# Available records:
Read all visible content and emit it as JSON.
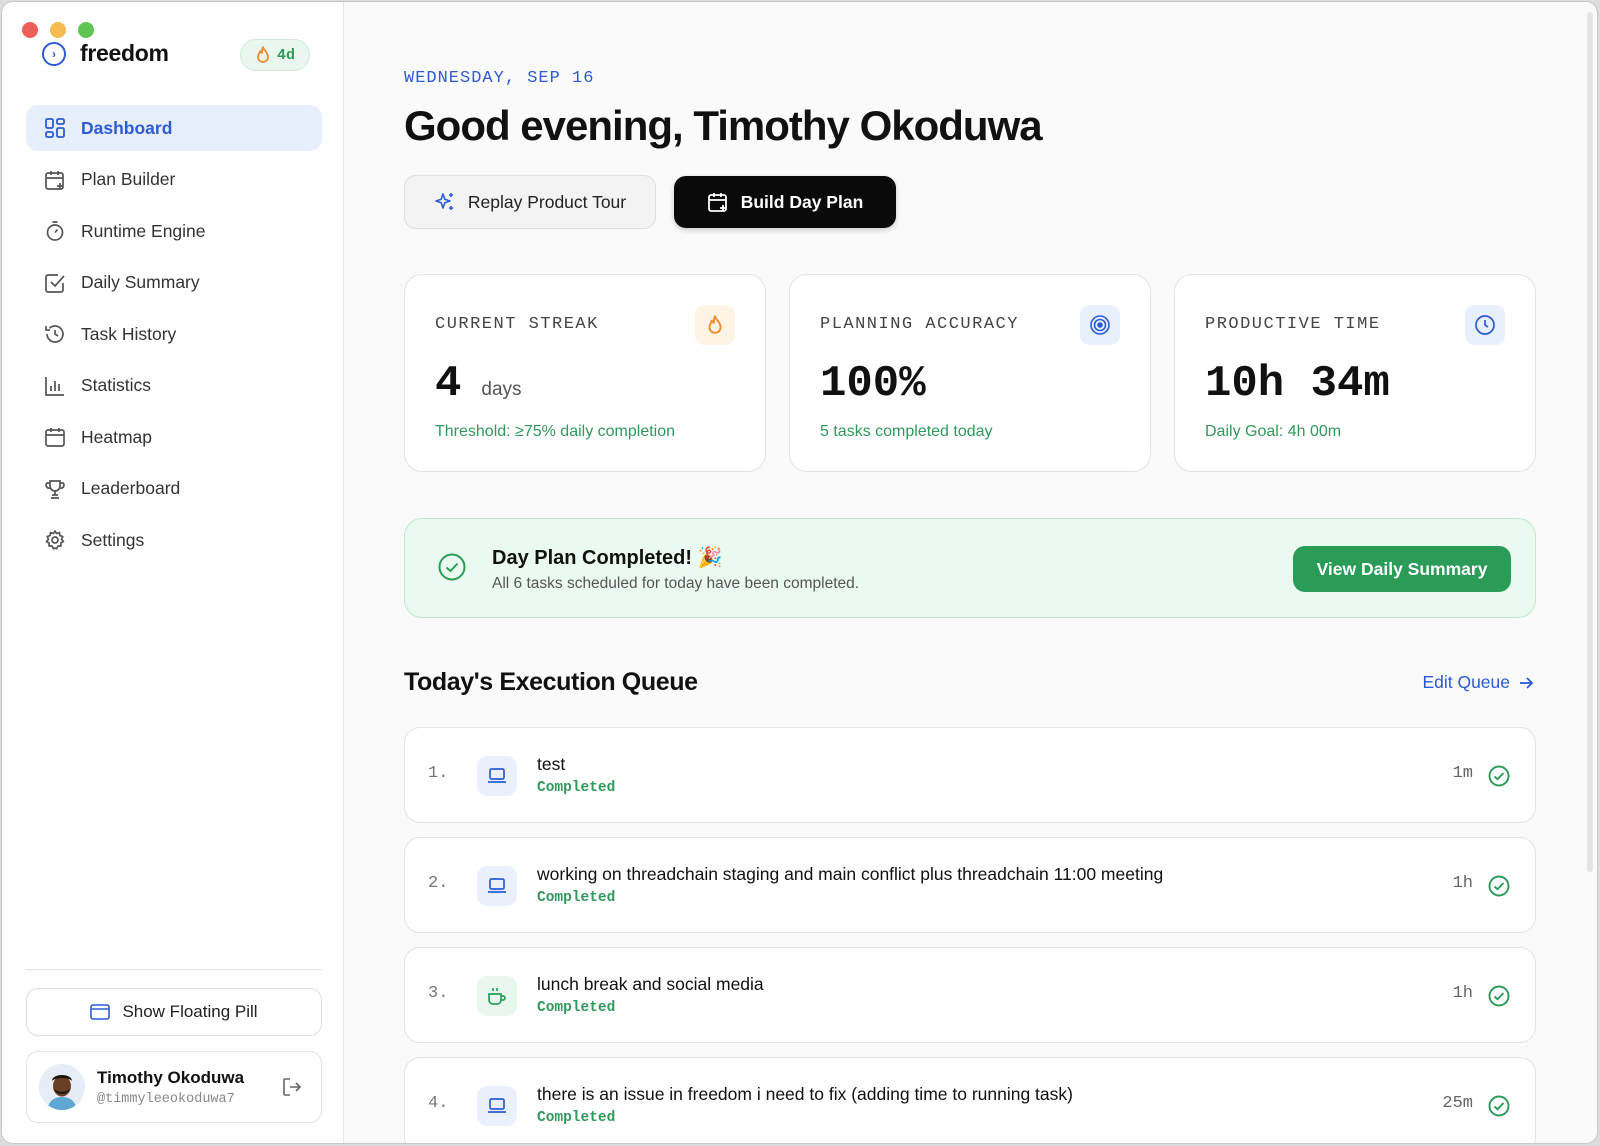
{
  "app": {
    "name": "freedom",
    "streak_badge": "4d"
  },
  "sidebar": {
    "items": [
      {
        "label": "Dashboard",
        "icon": "dashboard-grid-icon",
        "active": true
      },
      {
        "label": "Plan Builder",
        "icon": "calendar-plus-icon"
      },
      {
        "label": "Runtime Engine",
        "icon": "timer-icon"
      },
      {
        "label": "Daily Summary",
        "icon": "checkbox-icon"
      },
      {
        "label": "Task History",
        "icon": "history-icon"
      },
      {
        "label": "Statistics",
        "icon": "bar-chart-icon"
      },
      {
        "label": "Heatmap",
        "icon": "calendar-icon"
      },
      {
        "label": "Leaderboard",
        "icon": "trophy-icon"
      },
      {
        "label": "Settings",
        "icon": "gear-icon"
      }
    ],
    "floating_pill_label": "Show Floating Pill",
    "user": {
      "name": "Timothy Okoduwa",
      "handle": "@timmyleeokoduwa7"
    }
  },
  "header": {
    "date": "WEDNESDAY, SEP 16",
    "greeting": "Good evening, Timothy Okoduwa",
    "tour_button": "Replay Product Tour",
    "build_button": "Build Day Plan"
  },
  "stats": [
    {
      "label": "CURRENT STREAK",
      "value": "4",
      "unit": "days",
      "sub": "Threshold: ≥75% daily completion",
      "icon": "flame-icon",
      "color": "#f08c2e"
    },
    {
      "label": "PLANNING ACCURACY",
      "value": "100%",
      "unit": "",
      "sub": "5 tasks completed today",
      "icon": "target-icon",
      "color": "#2d5bd6"
    },
    {
      "label": "PRODUCTIVE TIME",
      "value": "10h 34m",
      "unit": "",
      "sub": "Daily Goal: 4h 00m",
      "icon": "clock-icon",
      "color": "#2d5bd6"
    }
  ],
  "banner": {
    "title": "Day Plan Completed! 🎉",
    "subtitle": "All 6 tasks scheduled for today have been completed.",
    "button": "View Daily Summary"
  },
  "queue": {
    "title": "Today's Execution Queue",
    "edit_label": "Edit Queue",
    "tasks": [
      {
        "num": "1.",
        "name": "test",
        "status": "Completed",
        "duration": "1m",
        "icon": "laptop-icon"
      },
      {
        "num": "2.",
        "name": "working on threadchain staging and main conflict plus threadchain 11:00 meeting",
        "status": "Completed",
        "duration": "1h",
        "icon": "laptop-icon"
      },
      {
        "num": "3.",
        "name": "lunch break and social media",
        "status": "Completed",
        "duration": "1h",
        "icon": "coffee-icon"
      },
      {
        "num": "4.",
        "name": "there is an issue in freedom i need to fix (adding time to running task)",
        "status": "Completed",
        "duration": "25m",
        "icon": "laptop-icon"
      }
    ]
  },
  "colors": {
    "accent": "#2d5bd6",
    "success": "#2a9c58",
    "streak": "#f08c2e"
  }
}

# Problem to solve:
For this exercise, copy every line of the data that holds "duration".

# Solution below:
        "duration": "1m",
        "duration": "1h",
        "duration": "1h",
        "duration": "25m",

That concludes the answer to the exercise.